One of the questions that always comes up early in a project is to what extent customizations will be done. Customizations will always be done - there is no such thing as a 'plain vanilla' or 'out of the box' SAP HR implementation. Even in the simplest companies, the HR module has to be customized. That's just the nature of HR: every company does it differently.
In an SAP HR context, the level of acceptable customization gets to be a tricky question. There are certain parts of the module that were made to be customized - all sorts of configuration tables, features, schemas and rules. And the whole architecture of the system was made to enable companies to add their own data via custom infotypes - which is a combination of configuration and coding. At this point, I should probably explain the various levels & types of customization in SAP HR - from simplest & least invasive to the level of 'only do this if you really really know what you are getting into'.
- Configuration Tables: The most common and simplest way to customize the HR module; think about determining which infotypes are used in an action, time types & wage types, and so on.
- Features: Configuration that is used to query master data and make decisions based on the values; in the end, features get turned into ABAP 'CASE' statements, but that is transparent to the configuration person.
- Schemas and Rules: Used in Time Management and Payroll, these utilities generate configuration entries that are the business logic that calculates time-worked and payroll. It's not programming code, but pretty close to it.
- User exits & BAdis: Here is where you get to hook your custom ABAP code into predefined places in the HR module; used throughout the system to do things that can't always be done via the three previously mentioned customization methods.
- Custom Infotypes: SAP provides a transaction to create your own custom infotypes (and custom fields on standard infotypes) to store your own data that doesn't fit on their delivered, standard infotypes.
- Enhancement Points: With ECC 6.0, it's like a user exit pretty much anywhere you need it; hook your custom ABAP code into the system (pretty much) anywhere you need to.
Now, if you don't know what you are doing, you can go just as awry with Configuration Tables as you can with Enhancement Points.
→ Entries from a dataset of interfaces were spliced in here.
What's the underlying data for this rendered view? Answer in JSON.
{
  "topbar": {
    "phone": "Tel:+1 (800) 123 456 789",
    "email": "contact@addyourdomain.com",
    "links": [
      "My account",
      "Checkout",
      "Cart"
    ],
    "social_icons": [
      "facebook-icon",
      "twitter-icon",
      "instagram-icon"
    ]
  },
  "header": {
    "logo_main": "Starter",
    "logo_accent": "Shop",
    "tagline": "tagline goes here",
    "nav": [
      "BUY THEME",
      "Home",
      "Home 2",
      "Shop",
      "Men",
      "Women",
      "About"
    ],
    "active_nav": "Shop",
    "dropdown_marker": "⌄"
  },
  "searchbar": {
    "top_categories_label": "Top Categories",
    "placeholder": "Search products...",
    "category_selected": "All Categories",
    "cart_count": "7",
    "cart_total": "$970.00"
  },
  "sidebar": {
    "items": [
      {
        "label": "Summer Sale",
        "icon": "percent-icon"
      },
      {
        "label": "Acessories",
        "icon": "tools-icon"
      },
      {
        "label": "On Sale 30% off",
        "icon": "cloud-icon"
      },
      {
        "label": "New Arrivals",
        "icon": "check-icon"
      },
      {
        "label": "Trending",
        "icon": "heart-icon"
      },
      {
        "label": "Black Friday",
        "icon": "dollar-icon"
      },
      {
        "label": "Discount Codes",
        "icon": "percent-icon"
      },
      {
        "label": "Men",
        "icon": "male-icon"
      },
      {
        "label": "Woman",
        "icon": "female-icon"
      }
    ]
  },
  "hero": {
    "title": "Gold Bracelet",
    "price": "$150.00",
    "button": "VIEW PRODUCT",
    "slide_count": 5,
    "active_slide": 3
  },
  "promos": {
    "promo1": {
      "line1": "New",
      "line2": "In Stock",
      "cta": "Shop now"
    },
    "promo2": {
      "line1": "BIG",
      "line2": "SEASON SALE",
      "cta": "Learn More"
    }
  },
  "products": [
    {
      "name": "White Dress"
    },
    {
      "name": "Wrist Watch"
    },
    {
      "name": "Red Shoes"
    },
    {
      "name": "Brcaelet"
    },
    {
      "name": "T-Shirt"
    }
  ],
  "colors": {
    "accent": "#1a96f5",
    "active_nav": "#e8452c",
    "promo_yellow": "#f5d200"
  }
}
And that is the point I'm wanting to get to here - if you know what you are doing (how to do it, how not to interfere with standard SAP, how this will be impacted with upgrades & HRSP's and so on), then all of these customization methods are just fine. Users & consultants without much SAP HR implementation experience ought to spend their time at the top of the list; those with more experience and expertise can safely work throughout the list, from Table Configuration to Enhancement Points.
Generally, 90% of your customization time should be spent in the top three points of the list, and very little work should be falling into Custom Infotypes and Enhancement Points. It's not bad to add Custom Infotypes and Enhancement Points, but the impact of doing that can ripple through the system and have long term impacts - which is a good topic for my next blog here.
Steve Bogner - Managing Partner - Insight Consulting Partners - www.insightcp.com